Under Bert’s hand, the army of working warriors helped win a battle for which no medals were given. As art critic Alma Ruiz observes, “These individuals perform jobs without which the country would come to a standstill. From that perspective, frontline workers are like an army of warriors always ready to serve.”

Bert’s work reminds me of one of the many ironies of the immigrant story in Nevada. We live in a place that likes to harken to its rural roots — one all too often portrayed more by marketing legerdemain and Hollywood stereotype than historical veracity. The state has long been a land built by immigrants and outsiders whether they arrived by wagon from the East or on foot from south of the border. Take a drive through the state sometime, and you’ll find it’s still that way.

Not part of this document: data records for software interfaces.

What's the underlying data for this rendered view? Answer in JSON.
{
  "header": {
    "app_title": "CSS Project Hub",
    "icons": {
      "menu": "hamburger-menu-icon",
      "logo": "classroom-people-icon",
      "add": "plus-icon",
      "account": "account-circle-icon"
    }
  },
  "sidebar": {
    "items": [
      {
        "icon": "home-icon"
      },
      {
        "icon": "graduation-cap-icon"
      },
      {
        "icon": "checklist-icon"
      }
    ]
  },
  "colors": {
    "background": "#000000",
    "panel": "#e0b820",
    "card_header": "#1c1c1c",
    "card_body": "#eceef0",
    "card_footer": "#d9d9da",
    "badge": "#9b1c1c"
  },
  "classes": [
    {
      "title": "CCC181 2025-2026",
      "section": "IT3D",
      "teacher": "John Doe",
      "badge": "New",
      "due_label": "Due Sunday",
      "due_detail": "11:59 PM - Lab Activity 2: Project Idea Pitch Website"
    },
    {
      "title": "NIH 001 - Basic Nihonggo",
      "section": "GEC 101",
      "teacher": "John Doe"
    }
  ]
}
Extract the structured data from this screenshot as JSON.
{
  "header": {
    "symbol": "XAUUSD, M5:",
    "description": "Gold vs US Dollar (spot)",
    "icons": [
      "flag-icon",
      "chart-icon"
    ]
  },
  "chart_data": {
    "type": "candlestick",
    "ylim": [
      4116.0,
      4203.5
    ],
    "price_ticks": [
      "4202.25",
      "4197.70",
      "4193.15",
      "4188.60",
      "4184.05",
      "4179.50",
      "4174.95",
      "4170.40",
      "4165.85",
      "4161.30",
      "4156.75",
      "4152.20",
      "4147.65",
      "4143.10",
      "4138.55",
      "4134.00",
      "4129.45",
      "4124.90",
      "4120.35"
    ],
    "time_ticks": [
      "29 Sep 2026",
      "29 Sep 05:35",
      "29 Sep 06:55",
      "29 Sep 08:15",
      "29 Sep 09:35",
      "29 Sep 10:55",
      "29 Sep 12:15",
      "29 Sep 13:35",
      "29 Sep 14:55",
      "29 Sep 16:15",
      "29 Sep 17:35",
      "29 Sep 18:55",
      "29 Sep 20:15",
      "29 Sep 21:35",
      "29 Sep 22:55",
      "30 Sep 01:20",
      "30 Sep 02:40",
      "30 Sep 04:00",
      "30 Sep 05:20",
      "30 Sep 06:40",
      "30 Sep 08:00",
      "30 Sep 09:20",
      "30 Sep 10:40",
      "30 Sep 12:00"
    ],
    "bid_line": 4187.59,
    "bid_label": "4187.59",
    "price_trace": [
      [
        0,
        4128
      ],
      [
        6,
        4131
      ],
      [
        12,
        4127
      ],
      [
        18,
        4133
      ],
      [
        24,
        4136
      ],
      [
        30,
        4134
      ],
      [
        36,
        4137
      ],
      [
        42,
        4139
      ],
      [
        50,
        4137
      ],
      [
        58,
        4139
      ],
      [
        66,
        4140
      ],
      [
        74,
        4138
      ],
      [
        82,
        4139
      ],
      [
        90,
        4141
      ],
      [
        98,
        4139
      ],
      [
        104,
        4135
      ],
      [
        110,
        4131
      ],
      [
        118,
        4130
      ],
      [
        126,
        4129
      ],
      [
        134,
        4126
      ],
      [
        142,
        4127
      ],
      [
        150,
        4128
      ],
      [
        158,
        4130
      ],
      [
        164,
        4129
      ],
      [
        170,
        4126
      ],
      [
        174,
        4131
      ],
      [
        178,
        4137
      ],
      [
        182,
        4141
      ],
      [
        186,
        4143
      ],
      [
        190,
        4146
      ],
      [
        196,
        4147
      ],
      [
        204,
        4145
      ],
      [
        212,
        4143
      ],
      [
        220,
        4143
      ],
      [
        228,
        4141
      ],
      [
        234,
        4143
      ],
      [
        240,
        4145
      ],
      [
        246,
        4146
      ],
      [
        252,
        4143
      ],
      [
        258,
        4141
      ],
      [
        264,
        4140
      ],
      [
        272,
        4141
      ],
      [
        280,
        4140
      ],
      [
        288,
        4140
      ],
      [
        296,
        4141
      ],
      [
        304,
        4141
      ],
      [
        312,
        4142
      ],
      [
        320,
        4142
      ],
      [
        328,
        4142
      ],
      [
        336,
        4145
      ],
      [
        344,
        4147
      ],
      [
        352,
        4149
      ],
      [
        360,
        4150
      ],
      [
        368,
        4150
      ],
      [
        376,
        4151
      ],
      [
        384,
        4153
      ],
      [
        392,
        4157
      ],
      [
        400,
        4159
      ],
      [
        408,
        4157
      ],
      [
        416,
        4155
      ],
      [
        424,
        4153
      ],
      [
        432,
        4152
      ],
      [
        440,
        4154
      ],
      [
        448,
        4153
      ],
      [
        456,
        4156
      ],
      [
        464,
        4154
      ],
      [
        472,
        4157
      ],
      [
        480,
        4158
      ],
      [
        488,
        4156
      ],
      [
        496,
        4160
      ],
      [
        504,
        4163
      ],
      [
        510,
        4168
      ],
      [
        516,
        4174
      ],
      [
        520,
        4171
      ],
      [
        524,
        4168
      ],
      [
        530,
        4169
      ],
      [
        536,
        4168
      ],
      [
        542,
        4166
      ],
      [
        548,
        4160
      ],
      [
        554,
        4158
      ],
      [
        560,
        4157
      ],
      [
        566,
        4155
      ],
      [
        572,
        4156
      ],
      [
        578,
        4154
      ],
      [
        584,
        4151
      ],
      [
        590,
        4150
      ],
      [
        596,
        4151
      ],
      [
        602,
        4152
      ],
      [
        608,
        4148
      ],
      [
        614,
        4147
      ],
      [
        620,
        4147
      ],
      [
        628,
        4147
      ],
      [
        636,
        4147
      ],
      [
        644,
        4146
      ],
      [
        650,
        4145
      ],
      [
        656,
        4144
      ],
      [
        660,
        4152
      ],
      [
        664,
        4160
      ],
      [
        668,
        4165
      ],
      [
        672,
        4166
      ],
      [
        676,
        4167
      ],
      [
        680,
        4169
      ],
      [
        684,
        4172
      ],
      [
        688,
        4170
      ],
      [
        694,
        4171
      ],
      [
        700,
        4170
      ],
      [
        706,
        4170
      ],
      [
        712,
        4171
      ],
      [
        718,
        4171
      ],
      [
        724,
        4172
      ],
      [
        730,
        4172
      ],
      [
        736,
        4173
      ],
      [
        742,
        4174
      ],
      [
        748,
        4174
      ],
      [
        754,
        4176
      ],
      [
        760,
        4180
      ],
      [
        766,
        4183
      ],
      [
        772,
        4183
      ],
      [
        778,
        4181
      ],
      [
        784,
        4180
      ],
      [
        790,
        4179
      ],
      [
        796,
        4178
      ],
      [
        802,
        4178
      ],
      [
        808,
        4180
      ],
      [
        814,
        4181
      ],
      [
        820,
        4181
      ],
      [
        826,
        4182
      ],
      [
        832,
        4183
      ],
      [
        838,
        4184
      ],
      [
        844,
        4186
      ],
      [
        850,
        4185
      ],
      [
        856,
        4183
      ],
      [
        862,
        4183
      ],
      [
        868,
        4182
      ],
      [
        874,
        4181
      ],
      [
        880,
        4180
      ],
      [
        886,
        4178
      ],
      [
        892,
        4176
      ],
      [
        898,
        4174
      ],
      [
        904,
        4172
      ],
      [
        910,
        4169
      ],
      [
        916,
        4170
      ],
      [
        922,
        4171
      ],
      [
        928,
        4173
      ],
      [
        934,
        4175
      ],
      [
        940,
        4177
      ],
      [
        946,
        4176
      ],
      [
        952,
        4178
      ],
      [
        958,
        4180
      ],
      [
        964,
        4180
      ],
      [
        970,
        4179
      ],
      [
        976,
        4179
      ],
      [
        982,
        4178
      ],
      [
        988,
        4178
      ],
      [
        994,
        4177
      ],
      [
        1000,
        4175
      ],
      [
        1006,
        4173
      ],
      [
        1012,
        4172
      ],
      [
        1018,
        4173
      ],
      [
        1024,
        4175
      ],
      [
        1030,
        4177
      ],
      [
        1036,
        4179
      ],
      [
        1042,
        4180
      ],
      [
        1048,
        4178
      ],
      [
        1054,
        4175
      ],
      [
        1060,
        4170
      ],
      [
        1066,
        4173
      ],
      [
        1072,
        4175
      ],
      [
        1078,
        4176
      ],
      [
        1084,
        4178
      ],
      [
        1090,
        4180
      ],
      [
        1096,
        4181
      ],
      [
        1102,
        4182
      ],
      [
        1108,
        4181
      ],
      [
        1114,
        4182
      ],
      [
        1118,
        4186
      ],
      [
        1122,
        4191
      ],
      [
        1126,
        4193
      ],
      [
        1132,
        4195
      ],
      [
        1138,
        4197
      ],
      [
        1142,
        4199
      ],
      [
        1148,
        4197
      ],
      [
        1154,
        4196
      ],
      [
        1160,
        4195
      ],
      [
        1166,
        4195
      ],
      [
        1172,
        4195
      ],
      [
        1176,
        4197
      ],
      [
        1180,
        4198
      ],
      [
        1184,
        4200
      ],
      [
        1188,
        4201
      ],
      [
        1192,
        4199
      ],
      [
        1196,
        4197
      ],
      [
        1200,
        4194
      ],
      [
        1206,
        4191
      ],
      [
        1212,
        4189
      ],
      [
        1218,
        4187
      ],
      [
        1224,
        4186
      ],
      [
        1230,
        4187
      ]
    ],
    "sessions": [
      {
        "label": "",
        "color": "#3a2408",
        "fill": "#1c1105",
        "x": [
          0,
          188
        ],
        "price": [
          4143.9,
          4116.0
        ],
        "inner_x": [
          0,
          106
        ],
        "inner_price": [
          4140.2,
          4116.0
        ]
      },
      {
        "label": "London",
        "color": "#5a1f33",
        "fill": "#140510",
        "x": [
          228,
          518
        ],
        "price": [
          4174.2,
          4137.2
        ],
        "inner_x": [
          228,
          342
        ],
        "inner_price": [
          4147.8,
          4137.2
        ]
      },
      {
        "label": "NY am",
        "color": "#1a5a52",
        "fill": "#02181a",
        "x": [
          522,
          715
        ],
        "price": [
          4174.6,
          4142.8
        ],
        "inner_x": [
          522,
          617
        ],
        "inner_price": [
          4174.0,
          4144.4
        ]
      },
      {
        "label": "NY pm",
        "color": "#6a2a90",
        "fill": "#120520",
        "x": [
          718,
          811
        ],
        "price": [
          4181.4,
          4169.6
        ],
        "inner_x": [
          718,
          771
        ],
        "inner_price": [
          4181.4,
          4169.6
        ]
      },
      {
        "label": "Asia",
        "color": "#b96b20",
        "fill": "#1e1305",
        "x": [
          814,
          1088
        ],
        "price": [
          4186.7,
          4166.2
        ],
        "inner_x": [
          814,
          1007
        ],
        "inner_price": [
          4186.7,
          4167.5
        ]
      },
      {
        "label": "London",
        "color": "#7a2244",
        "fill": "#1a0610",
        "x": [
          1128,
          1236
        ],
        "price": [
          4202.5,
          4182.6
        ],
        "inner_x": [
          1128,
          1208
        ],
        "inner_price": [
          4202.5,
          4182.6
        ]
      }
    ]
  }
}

Bert’s “The Journey” ends Feb. 4. in Reno. The images it projects and the messages it conveys reverberate with meaning. Perhaps one day it will find its way to Las Vegas, a city being built with immigrants in real time.

John L. Smith is an author and longtime columnist. He was born in Henderson and his family’s Nevada roots go back to 1881. His stories have appeared in Time, Readers Digest, The Daily Beast, Reuters, Ruralite and Desert Companion, among others. He also offers weekly commentary on Nevada Public Radio station KNPR.


Featured Videos

7455 Arroyo Crossing Pkwy Suite 220 Las Vegas, NV 89113
Privacy PolicyRSSContactNewslettersSupport our Work
The Nevada Independent is a project of: Nevada News Bureau, Inc. | Federal Tax ID 27-3192716